Being digital from the Open University, is a collection of short, easy to follow activities. They cover the skills we all need to be effective online; whether it’s finding information, communicating online, or deciding who or what to trust.
Duncan Cole's insight:
Great selection of short activities for getting going in the online environment.
This is an excellent collection of "virtual patients", branching case scenarios where users have to make clinical decisions. It also has a variety of resources that would be useful when designing your own.
A helpful guide to evaluating the quality of websites, aimed at students in higher education. It contains lots of hints and tips that will be useful to others as well, and is part of the JISC programme of digital literacy courses. I would recommend new digital curators work through this when starting out.
We are experiencing the democratization of education. There are numerous free and open resources for learning on the Web:
Khan AcademyYouTube UniversityTEDTalks While these sites have terrific videos, they have a limitation inherent to such content; they tend to be linear and difficult to change once published. In order for them to be more useful to students, the teacher often may want some control over the content so she is not stuck with what the creator of the video created or intended.She may want to use only a part of the content of the video, and then link it to another part of another videoShe may want to add some questions or additional content to the videoShe may want her students to create a project that is like a collage - containing parts of videos they find and stitch together.The good news is that there are now many services that are popping up to help
At the end of the day, you’re “doing” a lot actually simply by using a technology like scoopit. You’re modeling the proper use of social media, can help students understand writing for an audience, keywords and vocabulary understanding (and the aforementioned audience awareness), exploration and gathering of online resources, image and element impact, collaboration and community environments.
This is a thought provoking post on student curation, with a helpful conceptualisation of the differences between directive and discovery learning. Curation tools certainly have the potential to support student research, and they also promote sharing and collaboration. The idea that the "textbook" of the future might be essentially a curation platform is also an interesting one. It seems to me that the ideas put forward are more like a digital notebook but possibly with more sharing features, or perhaps a wiki if many students can contribute content. It is an approach we could explore further in higher education, but as with all such ideas we will still need to consider where such approaches would be best used, if at all.
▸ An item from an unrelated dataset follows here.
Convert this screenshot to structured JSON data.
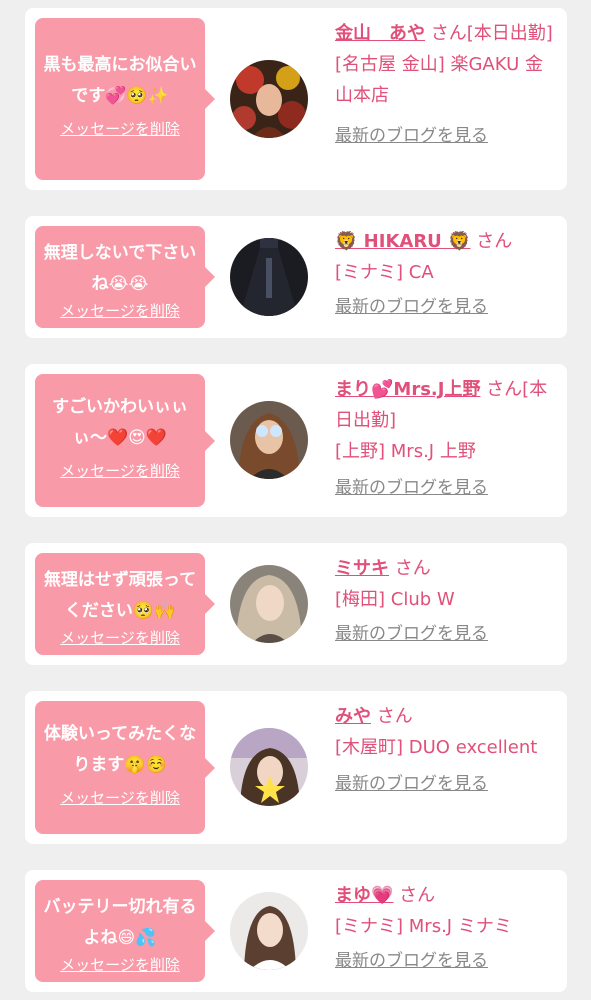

This is an excellent introduction on how to tell if a medical website is of high quality, and (if you are aiming for this) to get your own curated on Webicina. It covers Twitter, medical blogs, YouTube channels amongst others.
Sharing your scoops to your social media accounts is a must to distribute your curated content. Not only will it drive traffic and leads through your content, but it will help show your expertise with your followers.
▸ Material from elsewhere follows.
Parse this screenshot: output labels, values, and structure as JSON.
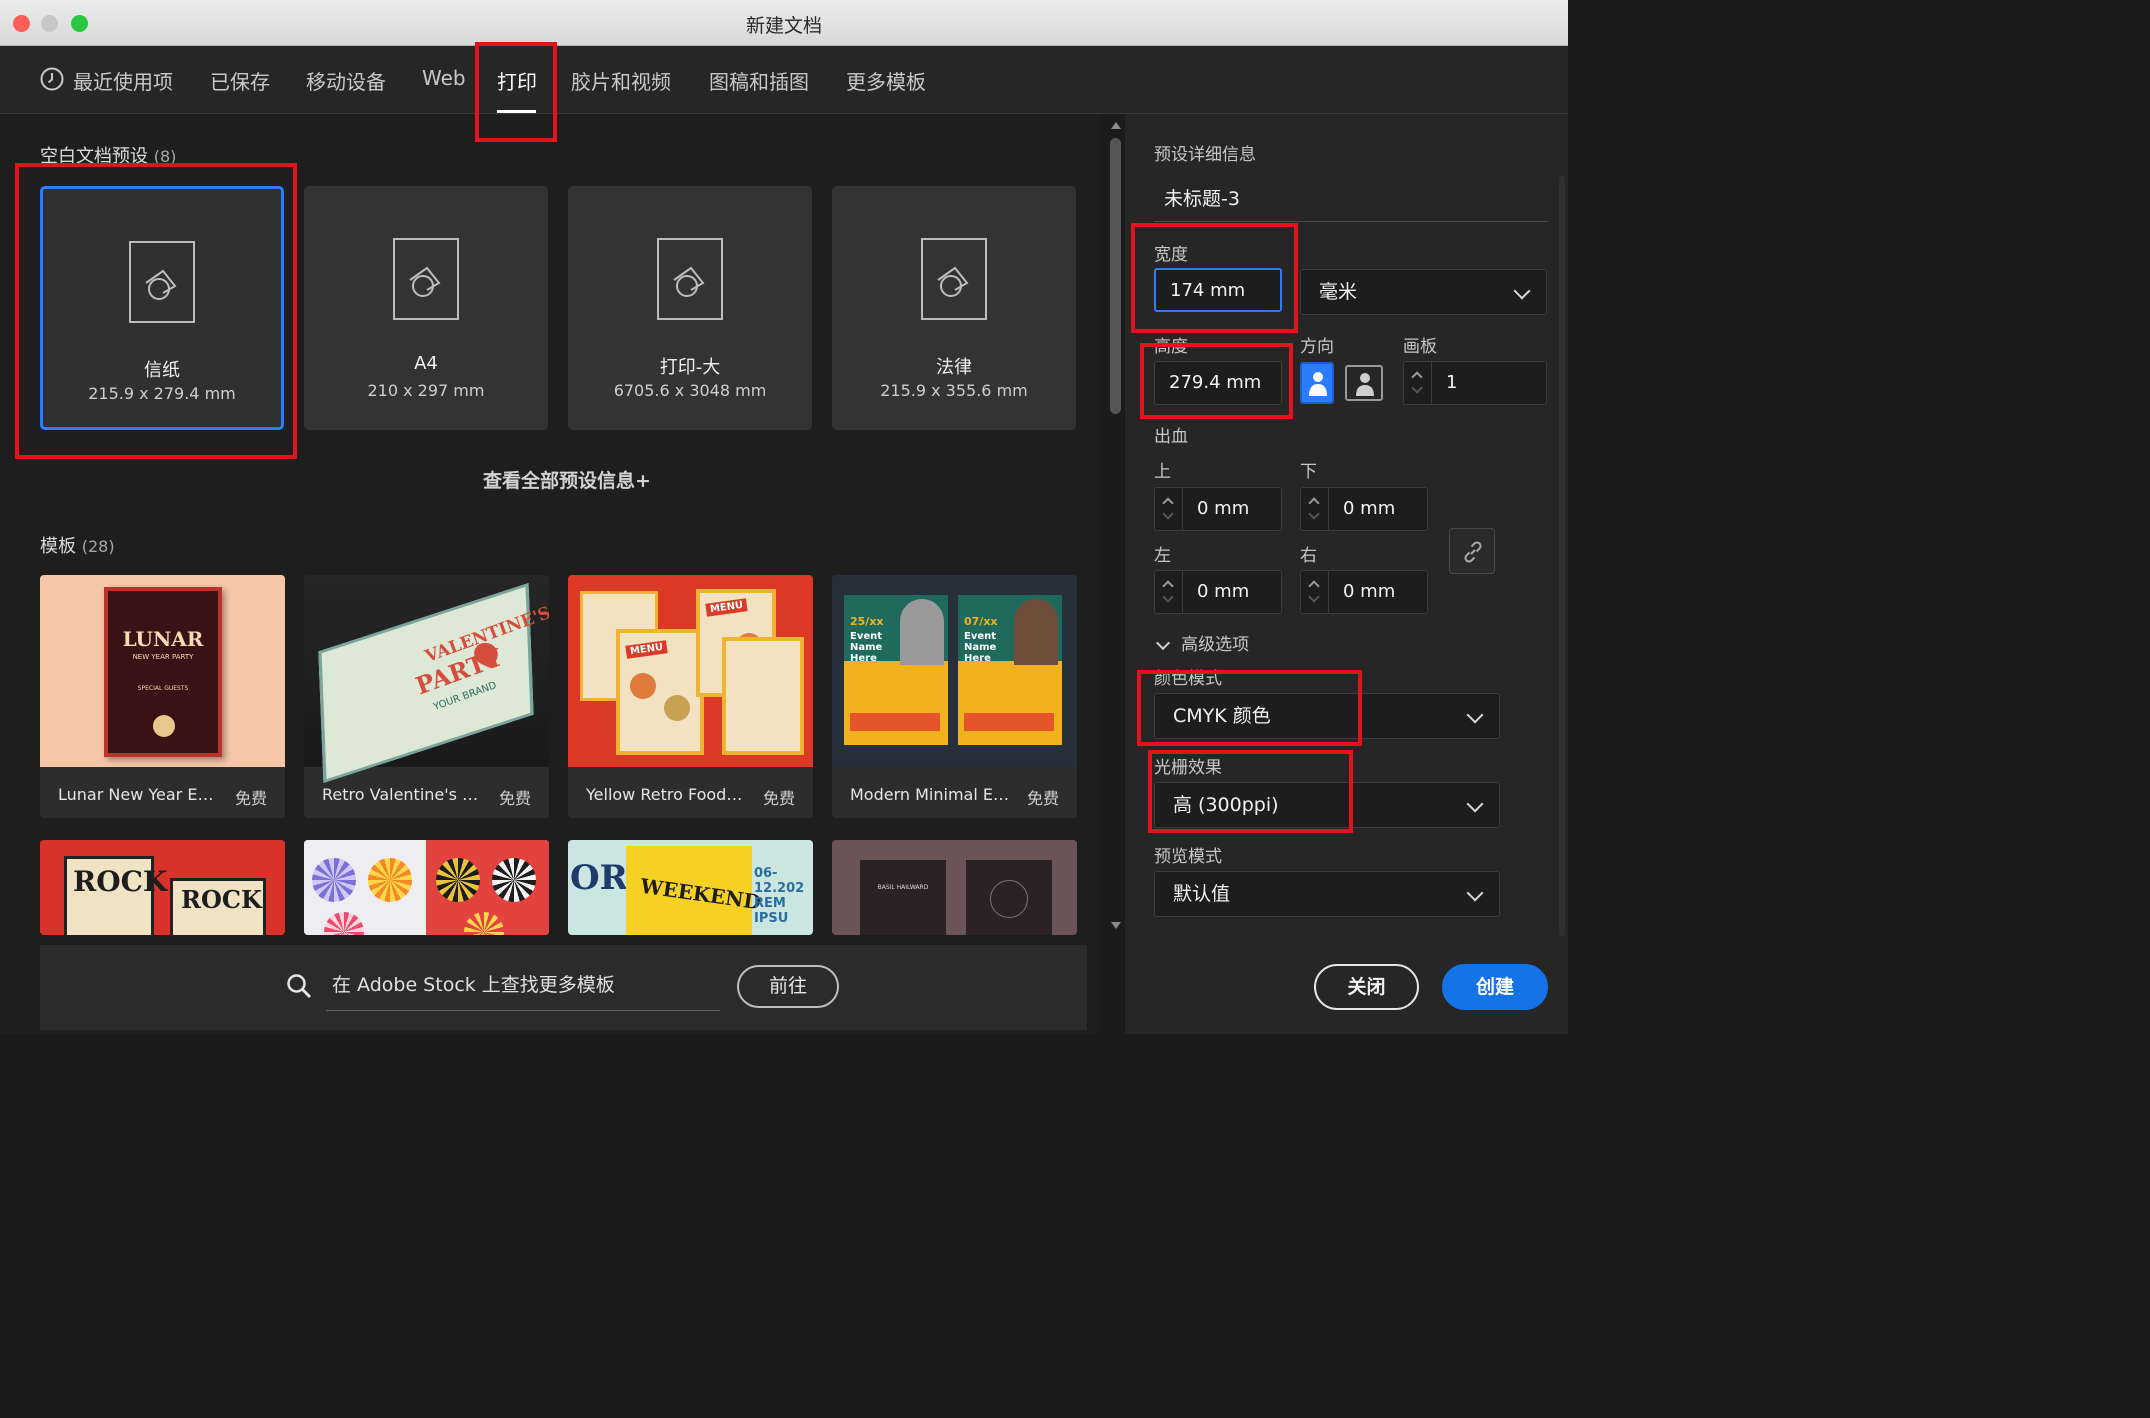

How to integrate my topics' content to my website?
Integrating your curated content to your website or blog will allow you to increase your website visitors’ engagement, boost SEO and acquire new visitors. By redirecting your social media traffic to your website, Scoop.it will also help you generate more qualified traffic and leads from your curation work.
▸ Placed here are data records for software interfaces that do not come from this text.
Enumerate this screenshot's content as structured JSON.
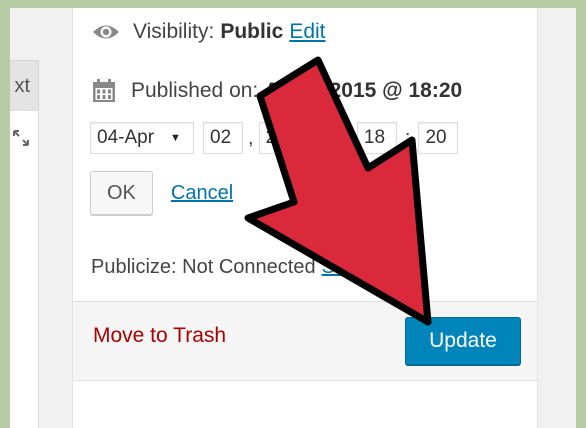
{
  "editor": {
    "tab_fragment": "xt"
  },
  "publish": {
    "visibility_label": "Visibility:",
    "visibility_value": "Public",
    "visibility_edit": "Edit",
    "published_label": "Published on:",
    "published_value": "Apr 2, 2015 @ 18:20",
    "month_selected": "04-Apr",
    "day": "02",
    "year": "2015",
    "hour": "18",
    "minute": "20",
    "comma": ",",
    "at": "@",
    "colon": ":",
    "ok_label": "OK",
    "cancel_label": "Cancel",
    "publicize_text": "Publicize: Not Connected",
    "publicize_link": "Show",
    "trash_label": "Move to Trash",
    "update_label": "Update"
  },
  "colors": {
    "background": "#b7cca4",
    "link": "#0073aa",
    "trash": "#aa0000",
    "update_button": "#0085ba",
    "arrow_fill": "#d9293a",
    "arrow_outline": "#000000"
  },
  "icons": [
    "eye-icon",
    "calendar-icon",
    "expand-icon",
    "dropdown-caret-icon"
  ],
  "overlay": "red-arrow-pointing-at-update"
}
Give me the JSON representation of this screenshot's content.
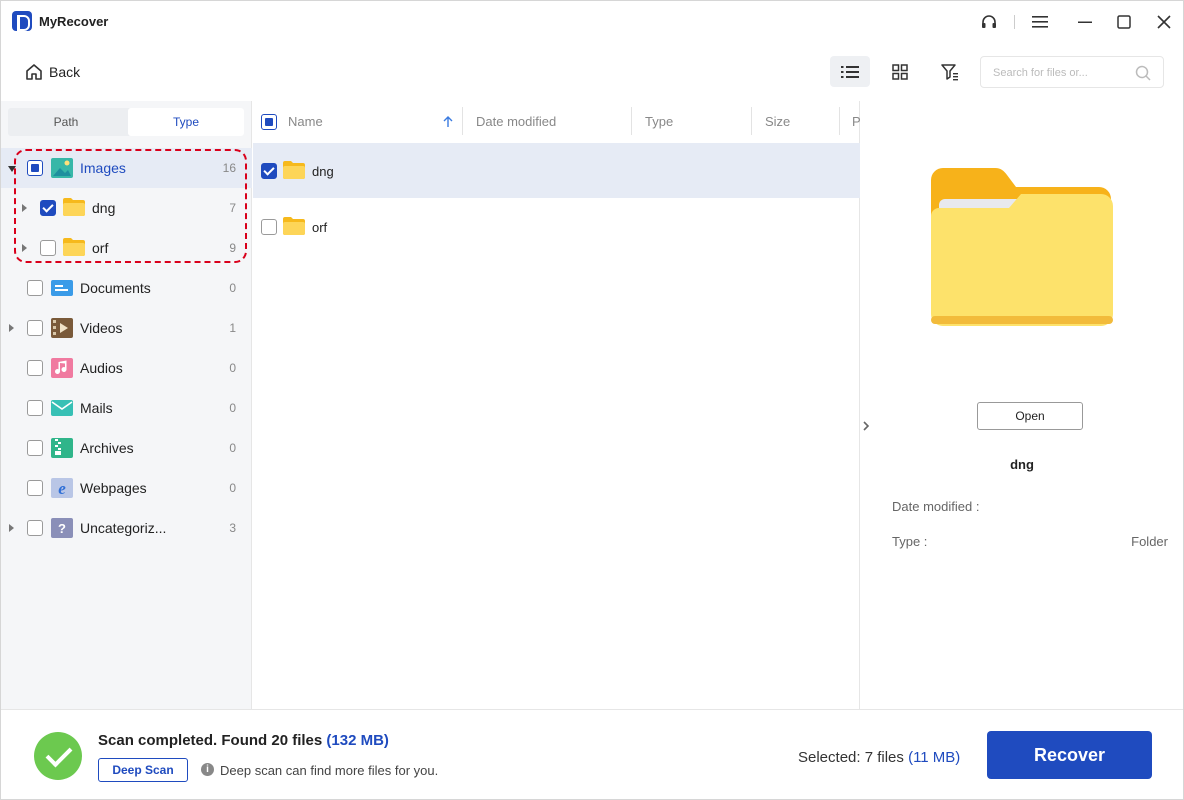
{
  "app": {
    "title": "MyRecover"
  },
  "toolbar": {
    "back_label": "Back",
    "search_placeholder": "Search for files or..."
  },
  "sidebar": {
    "tabs": [
      {
        "label": "Path"
      },
      {
        "label": "Type"
      }
    ],
    "items": [
      {
        "label": "Images",
        "count": "16"
      },
      {
        "label": "dng",
        "count": "7"
      },
      {
        "label": "orf",
        "count": "9"
      },
      {
        "label": "Documents",
        "count": "0"
      },
      {
        "label": "Videos",
        "count": "1"
      },
      {
        "label": "Audios",
        "count": "0"
      },
      {
        "label": "Mails",
        "count": "0"
      },
      {
        "label": "Archives",
        "count": "0"
      },
      {
        "label": "Webpages",
        "count": "0"
      },
      {
        "label": "Uncategoriz...",
        "count": "3"
      }
    ]
  },
  "list": {
    "columns": [
      {
        "label": "Name"
      },
      {
        "label": "Date modified"
      },
      {
        "label": "Type"
      },
      {
        "label": "Size"
      },
      {
        "label": "P"
      }
    ],
    "rows": [
      {
        "name": "dng"
      },
      {
        "name": "orf"
      }
    ]
  },
  "preview": {
    "open_label": "Open",
    "name": "dng",
    "date_label": "Date modified :",
    "date_value": "",
    "type_label": "Type :",
    "type_value": "Folder"
  },
  "status": {
    "scan_text": "Scan completed. Found 20 files",
    "scan_size": "(132 MB)",
    "deep_scan_label": "Deep Scan",
    "deep_tip": "Deep scan can find more files for you.",
    "selected_text": "Selected: 7 files",
    "selected_size": "(11 MB)",
    "recover_label": "Recover"
  },
  "colors": {
    "accent": "#1f4bbf",
    "success": "#6cc94f",
    "highlight": "#d9001b",
    "folder": "#fbc531"
  }
}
Distributing your curated content through a newsletter is a great way to nurture and engage your email subscribers will developing your traffic and visibility.
Creating engaging newsletters with your curated content is really easy.